“I’m certain my cause of death will be suicide.” He said it calmly in the course of a conversation about a church service he was preparing on mental health awareness. It was just part of the conversation.

This is my life. These things can pop up at any time. My grown son lives with mental illness so I do too. Right now, today, everything is pretty good. I have to believe that this will be the case tomorrow or I don’t sleep, but in the back of my mind I’m always ready for something to happen.

The illness in our home is schizoaffective disorder – schizophrenia with an accompanying mood disorder. I have done my research but I won’t bore you with the medical details. What it means in our home is periods of extreme depression, self-loathing, auditory hallucinations (hearing voices), the inability to think or function rationally, over-the-top anxiety, suicidal thoughts and, sometimes, hospitalization. It can mean a phone call from a son who is in a panic at the bus stop because something has set off an anxiety attack. It can mean weeks of him sinking further into depression and anger.

He lives with me in my 790-square-foot home because he is on disability, and has not been able to live on his own. He has two therapy rabbits because they help him focus and stay calm. My son is a college graduate, reads avidly, and speaks fluent German. He loves to bake, and can translate almost any recipe into gluten-free. He has always been very intelligent and caring.

After he moved back home in November of 2015, it took several months for us to access Medicaid and find services. We have been lucky. We found great services that have really helped him to this current good place. Yes, he had to be forced to go to appointments and day services many times. He has been hospitalized once since he has been home. There was a very tense period where someone had to be with him 24/7 so he wouldn’t harm himself. This was at a time when he refused hospitalization. I had to lock up everything in the house that he might use to cause himself harm. We frequently argued because he believed someone with severe depression should have the right to choose an end to life, the same way someone with a terminal illness should.

These debates continue even when he isn’t in these very dark places. He still believes that people with severe depression should be able to end their lives without interference. That they should even be given assistance to end that life gracefully in order to end the pain. I still disagree.

And so, we come back to our conversation of a few days ago. This illness is not “cured.” It does not go away. My son knows that and I know that. It is a sneaky, pernicious bastard that can overtake him at any time. It can tell him that he doesn’t need his medications or therapy or family. It can tell him that his family or his therapy or his other support systems are against him. It tries to tell him that he is not good, or that he needs to do something to harm himself.

He is probably right. His cause of death probably will be suicide – because he always has that in the back of his mind as the solution. But it breaks my heart to hear him say it in such a calm, nonchalant way. He accepts it. I fight it. He may be almost 30 years old, but he is my child. I don’t want him to hurt, but I also believe that this is only a terminal illness if it is left untreated. It IS a chronic illness, and a chronic illness requires constant maintenance and treatment.

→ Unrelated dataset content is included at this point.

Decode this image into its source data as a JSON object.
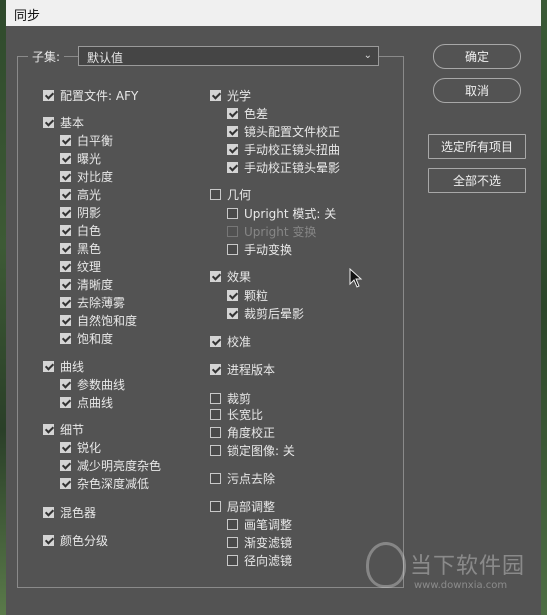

Some days I feel I’m being selfish, when he’s deep in the hurt. Shouldn’t I just let him leave his suffering? He argues well. Doctors tell me that it is his illness talking. I don’t know about that, but I do know that he cycles out of those times as long as he does push through and get treatment. I do know that suicide is a permanent solution for a cycle that has not yet been permanent. I will continue to fight for him and even with him if necessary.

Why do I share this? Because we all have our fights. Mental illness is in our homes, in our families. It is a part of our lives. We live with it. I’m not ashamed of my son. He has an illness. He doesn’t hide it. I don’t hide it. Maybe, by sharing, we can help someone understand. We can help someone cope. We can help someone reach out. We can help.

Disclaimer: My son is a firm believer in educating people about mental illness. He has given his full permission for me to use his story and our experiences in this blog, and for it to be shared.